A Dream Deferred | HBCU Conference 2024

Black Educators on the Value of an Inclusive AP Program

Attendee in the crowd at A Dream Deferred

Black students benefit from having Black educators at the head of the classroom. That finding has remained true across decades of research, showing that students are more likely to succeed when they encounter teachers who share their background and life experiences.

During a powerful presentation at A Dream Deferred™, three Black women who lead Advanced Placement® classrooms and champion equity efforts at Homewood-Flossmoor Community High School in the Chicago suburbs called for more educators of color in AP courses.

Black teachers are especially attentive to inclusivity in the curriculum.

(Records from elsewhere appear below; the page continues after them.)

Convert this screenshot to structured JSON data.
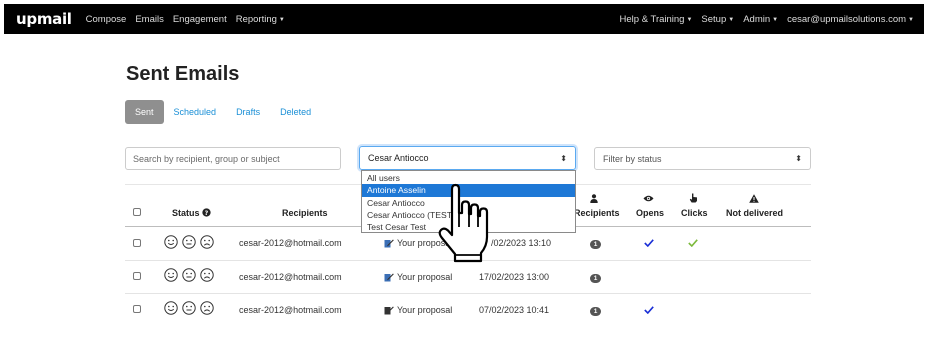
{
  "navbar": {
    "brand": "upmail",
    "left_items": [
      "Compose",
      "Emails",
      "Engagement",
      "Reporting"
    ],
    "right_items": [
      "Help & Training",
      "Setup",
      "Admin",
      "cesar@upmailsolutions.com"
    ]
  },
  "page": {
    "title": "Sent Emails"
  },
  "tabs": [
    "Sent",
    "Scheduled",
    "Drafts",
    "Deleted"
  ],
  "filters": {
    "search_placeholder": "Search by recipient, group or subject",
    "user_selected": "Cesar Antiocco",
    "user_options": [
      "All users",
      "Antoine Asselin",
      "Cesar Antiocco",
      "Cesar Antiocco (TEST)",
      "Test Cesar Test"
    ],
    "highlighted_option": "Antoine Asselin",
    "status_placeholder": "Filter by status"
  },
  "table": {
    "headers": {
      "status": "Status",
      "recipients": "Recipients",
      "recipients_count": "Recipients",
      "opens": "Opens",
      "clicks": "Clicks",
      "not_delivered": "Not delivered"
    },
    "rows": [
      {
        "email": "cesar-2012@hotmail.com",
        "subject": "Your proposal",
        "date": "/02/2023 13:10",
        "count": "1",
        "opened": true,
        "clicked": true
      },
      {
        "email": "cesar-2012@hotmail.com",
        "subject": "Your proposal",
        "date": "17/02/2023 13:00",
        "count": "1",
        "opened": false,
        "clicked": false
      },
      {
        "email": "cesar-2012@hotmail.com",
        "subject": "Your proposal",
        "date": "07/02/2023 10:41",
        "count": "1",
        "opened": true,
        "clicked": false
      }
    ]
  },
  "colors": {
    "navbar_bg": "#000000",
    "link": "#1a8fd6",
    "active_tab": "#8f8f8f",
    "highlight": "#1e78d6",
    "open_check": "#1a2fd6",
    "click_check": "#7cba3c"
  },
  "icons": {
    "header_status": "question-circle-icon",
    "header_recipients": "user-icon",
    "header_opens": "eye-icon",
    "header_clicks": "pointer-hand-icon",
    "header_not_delivered": "warning-icon",
    "faces": [
      "smile-icon",
      "neutral-face-icon",
      "frown-face-icon"
    ],
    "subject": "edit-document-icon",
    "cursor": "hand-cursor-icon"
  }
}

We know the importance of understanding multiple stories and narratives.

Catherine Ross-Cook, Diversity, Equity, and Inclusion Coordinator, Homewood-Flossmoor Community High School

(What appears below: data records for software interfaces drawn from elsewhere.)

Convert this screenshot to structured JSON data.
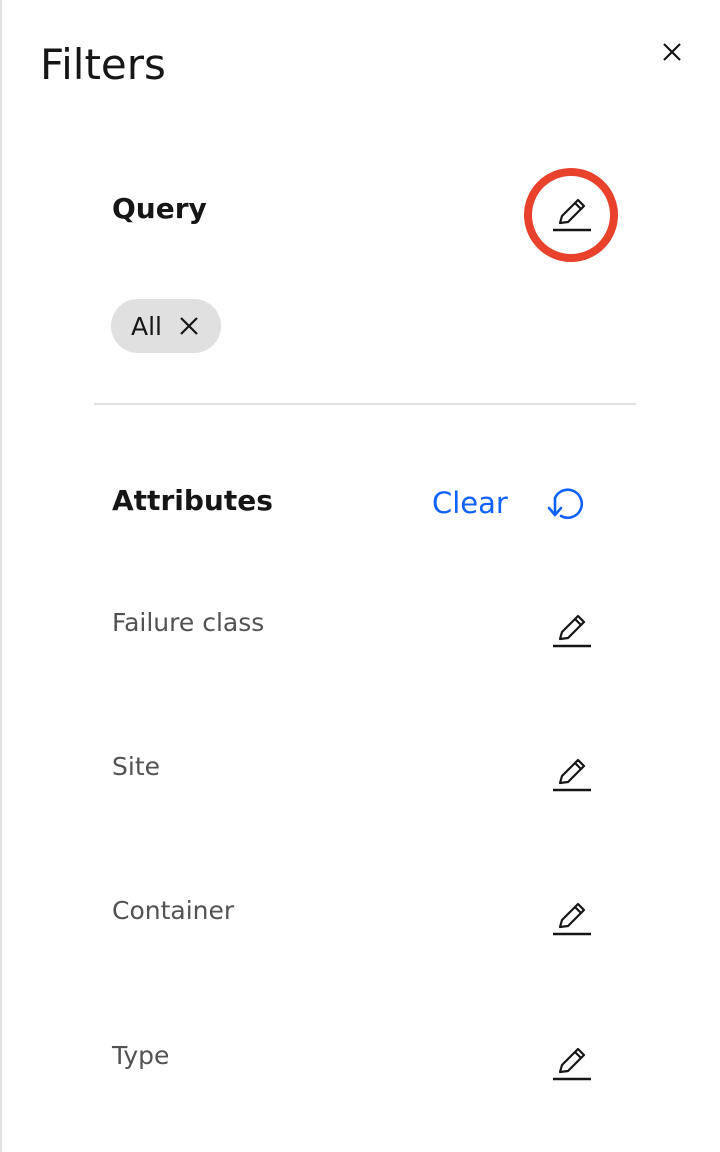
{
  "panel": {
    "title": "Filters"
  },
  "query": {
    "title": "Query",
    "tags": [
      {
        "label": "All"
      }
    ]
  },
  "attributes": {
    "title": "Attributes",
    "clear_label": "Clear",
    "items": [
      {
        "label": "Failure class"
      },
      {
        "label": "Site"
      },
      {
        "label": "Container"
      },
      {
        "label": "Type"
      }
    ]
  },
  "icons": {
    "close": "close-icon",
    "edit": "pencil-edit-icon",
    "tag_remove": "close-icon",
    "reset": "reset-icon"
  },
  "colors": {
    "link": "#0f62fe",
    "highlight": "#e8412c",
    "tag_bg": "#e0e0e0",
    "divider": "#e0e0e0",
    "text_primary": "#161616",
    "text_secondary": "#525252"
  }
}
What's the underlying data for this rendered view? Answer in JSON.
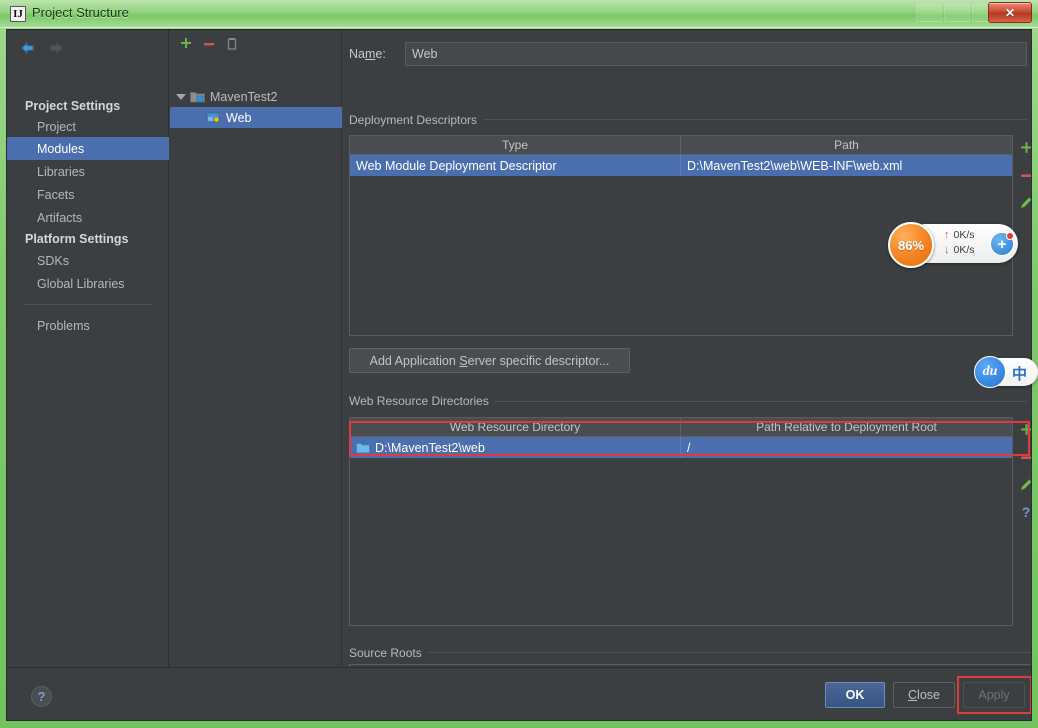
{
  "window": {
    "title": "Project Structure",
    "app_icon": "intellij-idea-icon",
    "close_label": "✕",
    "title_color": "#7fc96c"
  },
  "sidebar": {
    "nav": {
      "back_icon": "back-arrow-icon",
      "forward_icon": "forward-arrow-icon"
    },
    "groups": [
      {
        "label": "Project Settings",
        "items": [
          {
            "label": "Project",
            "selected": false
          },
          {
            "label": "Modules",
            "selected": true
          },
          {
            "label": "Libraries",
            "selected": false
          },
          {
            "label": "Facets",
            "selected": false
          },
          {
            "label": "Artifacts",
            "selected": false
          }
        ]
      },
      {
        "label": "Platform Settings",
        "items": [
          {
            "label": "SDKs",
            "selected": false
          },
          {
            "label": "Global Libraries",
            "selected": false
          }
        ]
      }
    ],
    "extra_item": {
      "label": "Problems",
      "selected": false
    },
    "selected_color": "#4b6eaf"
  },
  "tree": {
    "toolbar": [
      {
        "name": "add-module-button",
        "glyph": "+",
        "color": "#6ab04c"
      },
      {
        "name": "remove-module-button",
        "glyph": "−",
        "color": "#cc5555"
      },
      {
        "name": "copy-module-button",
        "glyph": "⧉",
        "color": "#8a8a8a"
      }
    ],
    "nodes": [
      {
        "label": "MavenTest2",
        "depth": 0,
        "expanded": true,
        "selected": false,
        "icon": "module-icon"
      },
      {
        "label": "Web",
        "depth": 1,
        "expanded": false,
        "selected": true,
        "icon": "web-facet-icon"
      }
    ]
  },
  "detail": {
    "name_field": {
      "label_pre": "Na",
      "label_mnemonic": "m",
      "label_post": "e:",
      "value": "Web",
      "placeholder": ""
    },
    "deployment_descriptors": {
      "title": "Deployment Descriptors",
      "columns": [
        "Type",
        "Path"
      ],
      "rows": [
        {
          "type": "Web Module Deployment Descriptor",
          "path": "D:\\MavenTest2\\web\\WEB-INF\\web.xml",
          "selected": true
        }
      ],
      "tools": [
        {
          "name": "add-descriptor-button",
          "glyph": "+",
          "color": "#6ab04c"
        },
        {
          "name": "remove-descriptor-button",
          "glyph": "−",
          "color": "#cc5555"
        },
        {
          "name": "edit-descriptor-button",
          "glyph": "✎",
          "color": "#7cc24f"
        }
      ]
    },
    "add_descriptor_button": {
      "pre": "Add Application ",
      "mnemonic": "S",
      "post": "erver specific descriptor..."
    },
    "web_resource_directories": {
      "title": "Web Resource Directories",
      "columns": [
        "Web Resource Directory",
        "Path Relative to Deployment Root"
      ],
      "rows": [
        {
          "directory": "D:\\MavenTest2\\web",
          "relative": "/",
          "selected": true
        }
      ],
      "tools": [
        {
          "name": "add-web-resource-button",
          "glyph": "+",
          "color": "#6ab04c"
        },
        {
          "name": "remove-web-resource-button",
          "glyph": "−",
          "color": "#cc5555"
        },
        {
          "name": "edit-web-resource-button",
          "glyph": "✎",
          "color": "#7cc24f"
        },
        {
          "name": "help-web-resource-button",
          "glyph": "?",
          "color": "#6f9ad1"
        }
      ],
      "highlight_color": "#e03a3a"
    },
    "source_roots": {
      "title": "Source Roots",
      "value": ""
    }
  },
  "bottom": {
    "help_icon": "?",
    "ok_label": "OK",
    "close_label_pre": "",
    "close_label_mnemonic": "C",
    "close_label_post": "lose",
    "apply_label": "Apply",
    "apply_highlight_color": "#e03a3a"
  },
  "overlays": {
    "speed_widget": {
      "cpu_percent": "86%",
      "upload_rate": "0K/s",
      "download_rate": "0K/s",
      "up_arrow": "↑",
      "down_arrow": "↓",
      "badge_glyph": "+",
      "accent": "#f58220"
    },
    "ime_widget": {
      "logo_text": "du",
      "mode_text": "中",
      "accent": "#2272d6"
    }
  }
}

If schools are serious about closing persistent racial gaps in AP participation, Black educators are a critical part of the solution, said Krystal Davis, an AP teacher and education pathway coordinator.

“We are able to build real relationships with our students,” she said, “We’re able to motivate them, make them want to take our classes.”

It’s a matter of both straightforward inspiration—teachers who serve as models of Black excellence and academic confidence—and providing culturally responsive forms of student engagement and support, Krystal Davis explained.

She talked about the deep discussions she’s been able to host around issues of race, history, trauma, recognition—all themes that come up throughout her courses on literature and history. “We provide the space for students to have those hard conversations in and out of the classroom,” she said. Students encounter all kinds of difficult subjects or harsh language in popular culture—in music, online, in everyday conversation—and she wants them to ask deeper questions about where those issues originate. “Always asking, ‘Do you know the context behind that?’ It helps them develop this racial stamina.”

School leaders need to make room for teachers who can code-switch and make authentic connections with students from different backgrounds. As an example, Krystal Davis cited her decision to wear customized Converse sneakers to school, something that sparked conversation and recognition among her students but prompted some colleagues to question her professionalism.

“There’s respectability politics that show up for us even in how we show up for one another,” said Catherine Ross-Cook, diversity, equity, and inclusion coordinator at Homewood-Flossmoor. Giving Black educators ample opportunity to collaborate, talk, and offer mutual support is important in building a strong school culture, she added.

Terri Davis, another AP teacher at Homewood-Flossmoor, emphasized how valuable it has been to have Black colleagues who can share the burden of mentoring Black students and navigating challenges in adapting curriculum to fit student interests. That support allows her to cope with hard moments and focus on bringing joy and curiosity to the classroom, Davis said.

She likes to offer students the same advice she got from her dad: “If you have not learned anything new today, you have basically wasted your time.” She also passes on her belief that learning is easier in a classroom where students feel safe enough to talk and share.